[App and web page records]
======

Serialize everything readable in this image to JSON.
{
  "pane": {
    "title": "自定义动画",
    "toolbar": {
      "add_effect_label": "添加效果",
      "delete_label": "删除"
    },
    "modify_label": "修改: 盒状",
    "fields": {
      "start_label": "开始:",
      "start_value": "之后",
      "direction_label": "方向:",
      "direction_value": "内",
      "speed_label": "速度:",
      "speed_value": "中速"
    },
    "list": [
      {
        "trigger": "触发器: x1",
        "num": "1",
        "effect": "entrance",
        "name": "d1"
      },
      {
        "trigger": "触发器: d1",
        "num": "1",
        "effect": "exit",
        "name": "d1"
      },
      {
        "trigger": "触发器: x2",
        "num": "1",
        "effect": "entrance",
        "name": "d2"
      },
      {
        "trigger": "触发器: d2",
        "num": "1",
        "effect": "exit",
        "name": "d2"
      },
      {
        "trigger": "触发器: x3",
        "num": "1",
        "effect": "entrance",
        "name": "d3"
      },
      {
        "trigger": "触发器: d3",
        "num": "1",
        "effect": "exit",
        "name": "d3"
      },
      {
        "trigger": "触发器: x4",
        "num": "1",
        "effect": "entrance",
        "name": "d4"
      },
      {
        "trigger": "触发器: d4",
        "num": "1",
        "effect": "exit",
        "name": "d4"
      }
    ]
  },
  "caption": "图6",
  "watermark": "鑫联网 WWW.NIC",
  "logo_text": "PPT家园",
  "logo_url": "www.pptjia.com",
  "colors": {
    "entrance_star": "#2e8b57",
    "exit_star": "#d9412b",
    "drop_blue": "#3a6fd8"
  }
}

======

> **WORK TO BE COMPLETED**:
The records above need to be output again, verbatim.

> **RESULT**:
Serialize everything readable in this image to JSON.
{
  "pane": {
    "title": "自定义动画",
    "toolbar": {
      "add_effect_label": "添加效果",
      "delete_label": "删除"
    },
    "modify_label": "修改: 盒状",
    "fields": {
      "start_label": "开始:",
      "start_value": "之后",
      "direction_label": "方向:",
      "direction_value": "内",
      "speed_label": "速度:",
      "speed_value": "中速"
    },
    "list": [
      {
        "trigger": "触发器: x1",
        "num": "1",
        "effect": "entrance",
        "name": "d1"
      },
      {
        "trigger": "触发器: d1",
        "num": "1",
        "effect": "exit",
        "name": "d1"
      },
      {
        "trigger": "触发器: x2",
        "num": "1",
        "effect": "entrance",
        "name": "d2"
      },
      {
        "trigger": "触发器: d2",
        "num": "1",
        "effect": "exit",
        "name": "d2"
      },
      {
        "trigger": "触发器: x3",
        "num": "1",
        "effect": "entrance",
        "name": "d3"
      },
      {
        "trigger": "触发器: d3",
        "num": "1",
        "effect": "exit",
        "name": "d3"
      },
      {
        "trigger": "触发器: x4",
        "num": "1",
        "effect": "entrance",
        "name": "d4"
      },
      {
        "trigger": "触发器: d4",
        "num": "1",
        "effect": "exit",
        "name": "d4"
      }
    ]
  },
  "caption": "图6",
  "watermark": "鑫联网 WWW.NIC",
  "logo_text": "PPT家园",
  "logo_url": "www.pptjia.com",
  "colors": {
    "entrance_star": "#2e8b57",
    "exit_star": "#d9412b",
    "drop_blue": "#3a6fd8"
  }
}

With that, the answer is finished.